-- Opening Marker --
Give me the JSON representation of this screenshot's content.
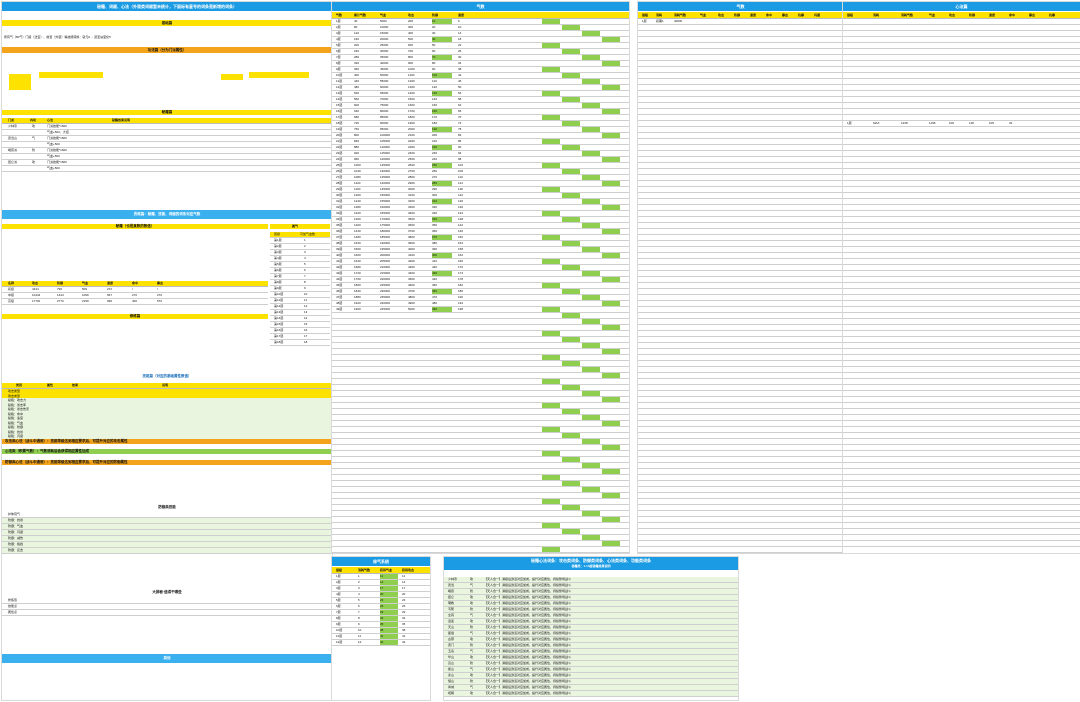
{
  "sheet1": {
    "title": "秘籍、词缀、心法（外观类词缀暂未统计，下面标有星号的词条是新增的词条）",
    "section_basic": "基础篇",
    "section_intro_line": "所有气（80气）门级（法宝）、前置（外装）等技能转换：斩元0 ... 武圣诀变化5",
    "section_clan_title": "功法篇（分为门派属性）",
    "section_secret": "秘籍篇",
    "section_transfer_title": "历练篇：秘籍、技能、词缀的词条对应气数",
    "section_learn_title": "秘籍（也是真数的数值）",
    "section_demand": "修炼篇",
    "section_combat_title": "技能篇（对应的基础属性数值）",
    "section_combat_sub": "战斗类技能",
    "section_defense_title": "防御类技能",
    "section_extra_title": "大屏秘·值得干哪些",
    "section_other": "其他",
    "clan_headers": [
      "门派",
      "内功",
      "心法",
      "秘籍效果说明"
    ],
    "clan_rows": [
      {
        "clan": "少林寺",
        "type": "攻",
        "note": "门派技能*1600"
      },
      {
        "clan": "",
        "type": "",
        "note": "气血+500，大招"
      },
      {
        "clan": "武当山",
        "type": "气",
        "note": "门派技能*1600"
      },
      {
        "clan": "",
        "type": "",
        "note": "气血+500"
      },
      {
        "clan": "峨眉派",
        "type": "防",
        "note": "门派技能*1600"
      },
      {
        "clan": "",
        "type": "",
        "note": "气血+500"
      },
      {
        "clan": "昆仑派",
        "type": "攻",
        "note": "门派技能*1600"
      },
      {
        "clan": "",
        "type": "",
        "note": "气血+500"
      }
    ],
    "stat_headers": [
      "名称",
      "攻击",
      "防御",
      "气血",
      "速度",
      "命中",
      "暴击"
    ],
    "stat_rows": [
      [
        "初级",
        "4444",
        "796",
        "509",
        "272",
        "/",
        "/"
      ],
      [
        "中级",
        "10444",
        "1444",
        "1099",
        "667",
        "270",
        "270"
      ],
      [
        "高级",
        "17700",
        "2770",
        "2159",
        "990",
        "400",
        "570"
      ]
    ],
    "right_panel_title": "属气",
    "right_panel_headers": [
      "层级",
      "可加气血数"
    ],
    "right_panel_rows": [
      "1",
      "2",
      "3",
      "4",
      "5",
      "6",
      "7",
      "8",
      "9",
      "10",
      "11",
      "12",
      "13",
      "14",
      "15",
      "16",
      "17",
      "18"
    ],
    "combat_headers": [
      "类别",
      "属性",
      "效果",
      "说明"
    ],
    "combat_rows": [
      "攻击类型",
      "攻击类型",
      "秘籍：攻击力",
      "秘籍：暴击率",
      "秘籍：暴击伤害",
      "秘籍：命中",
      "秘籍：速度",
      "秘籍：气血",
      "秘籍：防御",
      "秘籍：抗暴",
      "秘籍：闪避"
    ],
    "highlight_line_1": "攻击类心法（战斗中通用）：技能等级达到相应要求后，可提升对应的攻击属性",
    "highlight_line_2": "防御类心法（战斗中通用）：技能等级达到相应要求后，可提升对应的防御属性",
    "highlight_line_3": "心法类（积累气数）：气数消耗后会获得相应属性加成",
    "defense_rows": [
      "护体真气",
      "防御：抗暴",
      "防御：气血",
      "防御：闪避",
      "防御：减伤",
      "防御：格挡",
      "防御：反击"
    ],
    "extra_rows": [
      "修炼值",
      "技能点",
      "属性点"
    ]
  },
  "sheet2": {
    "title": "气数",
    "headers": [
      "气数",
      "累计气数",
      "气血",
      "攻击",
      "防御",
      "速度"
    ],
    "rows": [
      [
        "1层",
        "40",
        "5000",
        "200",
        "10",
        "6"
      ],
      [
        "2层",
        "80",
        "10000",
        "300",
        "20",
        "10"
      ],
      [
        "3层",
        "120",
        "15000",
        "400",
        "30",
        "14"
      ],
      [
        "4层",
        "160",
        "20000",
        "500",
        "40",
        "18"
      ],
      [
        "5层",
        "200",
        "25000",
        "600",
        "50",
        "22"
      ],
      [
        "6层",
        "240",
        "30000",
        "700",
        "60",
        "26"
      ],
      [
        "7层",
        "280",
        "35000",
        "800",
        "70",
        "30"
      ],
      [
        "8层",
        "320",
        "40000",
        "900",
        "80",
        "34"
      ],
      [
        "9层",
        "360",
        "45000",
        "1000",
        "90",
        "38"
      ],
      [
        "10层",
        "400",
        "50000",
        "1100",
        "100",
        "42"
      ],
      [
        "11层",
        "440",
        "55000",
        "1200",
        "110",
        "46"
      ],
      [
        "12层",
        "480",
        "60000",
        "1300",
        "120",
        "50"
      ],
      [
        "13层",
        "520",
        "65000",
        "1400",
        "130",
        "54"
      ],
      [
        "14层",
        "560",
        "70000",
        "1500",
        "140",
        "58"
      ],
      [
        "15层",
        "600",
        "75000",
        "1600",
        "150",
        "62"
      ],
      [
        "16层",
        "640",
        "80000",
        "1700",
        "160",
        "66"
      ],
      [
        "17层",
        "680",
        "85000",
        "1800",
        "170",
        "70"
      ],
      [
        "18层",
        "720",
        "90000",
        "1900",
        "180",
        "74"
      ],
      [
        "19层",
        "760",
        "95000",
        "2000",
        "190",
        "78"
      ],
      [
        "20层",
        "800",
        "100000",
        "2100",
        "200",
        "82"
      ],
      [
        "21层",
        "840",
        "105000",
        "2200",
        "210",
        "86"
      ],
      [
        "22层",
        "880",
        "110000",
        "2300",
        "220",
        "90"
      ],
      [
        "23层",
        "920",
        "115000",
        "2400",
        "230",
        "94"
      ],
      [
        "24层",
        "960",
        "120000",
        "2500",
        "240",
        "98"
      ],
      [
        "25层",
        "1000",
        "125000",
        "2600",
        "250",
        "102"
      ],
      [
        "26层",
        "1040",
        "130000",
        "2700",
        "260",
        "106"
      ],
      [
        "27层",
        "1080",
        "135000",
        "2800",
        "270",
        "110"
      ],
      [
        "28层",
        "1120",
        "140000",
        "2900",
        "280",
        "114"
      ],
      [
        "29层",
        "1160",
        "145000",
        "3000",
        "290",
        "118"
      ],
      [
        "30层",
        "1200",
        "150000",
        "3100",
        "300",
        "122"
      ],
      [
        "31层",
        "1240",
        "155000",
        "3200",
        "310",
        "126"
      ],
      [
        "32层",
        "1280",
        "160000",
        "3300",
        "320",
        "130"
      ],
      [
        "33层",
        "1320",
        "165000",
        "3400",
        "330",
        "134"
      ],
      [
        "34层",
        "1360",
        "170000",
        "3500",
        "340",
        "138"
      ],
      [
        "35层",
        "1400",
        "175000",
        "3600",
        "350",
        "142"
      ],
      [
        "36层",
        "1440",
        "180000",
        "3700",
        "360",
        "146"
      ],
      [
        "37层",
        "1480",
        "185000",
        "3800",
        "370",
        "150"
      ],
      [
        "38层",
        "1520",
        "190000",
        "3900",
        "380",
        "154"
      ],
      [
        "39层",
        "1560",
        "195000",
        "4000",
        "390",
        "158"
      ],
      [
        "40层",
        "1600",
        "200000",
        "4100",
        "400",
        "162"
      ],
      [
        "41层",
        "1640",
        "205000",
        "4200",
        "410",
        "166"
      ],
      [
        "42层",
        "1680",
        "210000",
        "4300",
        "420",
        "170"
      ],
      [
        "43层",
        "1720",
        "215000",
        "4400",
        "430",
        "174"
      ],
      [
        "44层",
        "1760",
        "220000",
        "4500",
        "440",
        "178"
      ],
      [
        "45层",
        "1800",
        "225000",
        "4600",
        "450",
        "182"
      ],
      [
        "46层",
        "1840",
        "230000",
        "4700",
        "460",
        "186"
      ],
      [
        "47层",
        "1880",
        "235000",
        "4800",
        "470",
        "190"
      ],
      [
        "48层",
        "1920",
        "240000",
        "4900",
        "480",
        "194"
      ],
      [
        "49层",
        "1960",
        "245000",
        "5000",
        "490",
        "198"
      ]
    ]
  },
  "sheet2b": {
    "title": "修气系统",
    "headers": [
      "层级",
      "消耗气数",
      "获得气血",
      "获得攻击"
    ],
    "rows": [
      [
        "1层",
        "1",
        "11",
        "11"
      ],
      [
        "2层",
        "2",
        "14",
        "14"
      ],
      [
        "3层",
        "3",
        "17",
        "17"
      ],
      [
        "4层",
        "4",
        "20",
        "20"
      ],
      [
        "5层",
        "5",
        "23",
        "23"
      ],
      [
        "6层",
        "6",
        "26",
        "26"
      ],
      [
        "7层",
        "7",
        "29",
        "29"
      ],
      [
        "8层",
        "8",
        "32",
        "32"
      ],
      [
        "9层",
        "9",
        "35",
        "35"
      ],
      [
        "10层",
        "10",
        "38",
        "38"
      ],
      [
        "11层",
        "11",
        "41",
        "41"
      ],
      [
        "12层",
        "12",
        "44",
        "44"
      ]
    ]
  },
  "sheet3": {
    "title": "气数",
    "headers": [
      "层级",
      "消耗",
      "消耗气数",
      "气血",
      "攻击",
      "防御",
      "速度",
      "命中",
      "暴击",
      "抗暴",
      "闪避"
    ],
    "highlight_row": [
      "1层",
      "初期1",
      "40000"
    ]
  },
  "sheet3b": {
    "title": "秘籍心法词条：攻击类词条、防御类词条、心法类词条、功能类词条",
    "subtitle": "秘籍类：1-10层秘籍效果说明",
    "rows": [
      {
        "label": "少林寺",
        "tag": "攻"
      },
      {
        "label": "武当",
        "tag": "气"
      },
      {
        "label": "峨眉",
        "tag": "防"
      },
      {
        "label": "昆仑",
        "tag": "攻"
      },
      {
        "label": "明教",
        "tag": "攻"
      },
      {
        "label": "丐帮",
        "tag": "防"
      },
      {
        "label": "全真",
        "tag": "气"
      },
      {
        "label": "逍遥",
        "tag": "攻"
      },
      {
        "label": "天山",
        "tag": "防"
      },
      {
        "label": "星宿",
        "tag": "气"
      },
      {
        "label": "古墓",
        "tag": "攻"
      },
      {
        "label": "唐门",
        "tag": "防"
      },
      {
        "label": "五毒",
        "tag": "气"
      },
      {
        "label": "华山",
        "tag": "攻"
      },
      {
        "label": "嵩山",
        "tag": "防"
      },
      {
        "label": "衡山",
        "tag": "气"
      },
      {
        "label": "泰山",
        "tag": "攻"
      },
      {
        "label": "恒山",
        "tag": "防"
      },
      {
        "label": "青城",
        "tag": "气"
      },
      {
        "label": "崆峒",
        "tag": "攻"
      }
    ],
    "desc": "【天人合一】满级后激活对应加成，提升对应属性，持续整场战斗"
  },
  "sheet4": {
    "title": "心法篇",
    "headers": [
      "层级",
      "消耗",
      "消耗气数",
      "气血",
      "攻击",
      "防御",
      "速度",
      "命中",
      "暴击",
      "抗暴"
    ],
    "highlight_row": [
      "1层",
      "MAX",
      "1228",
      "1195",
      "100",
      "118",
      "105",
      "32"
    ]
  },
  "colors": {
    "header_blue": "#1b9be3",
    "yellow": "#fde200",
    "orange": "#f4a41c",
    "green": "#8fce4e"
  }
}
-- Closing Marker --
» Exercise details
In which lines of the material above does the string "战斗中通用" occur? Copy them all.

» Answer space
    "highlight_line_1": "攻击类心法（战斗中通用）：技能等级达到相应要求后，可提升对应的攻击属性",
    "highlight_line_2": "防御类心法（战斗中通用）：技能等级达到相应要求后，可提升对应的防御属性",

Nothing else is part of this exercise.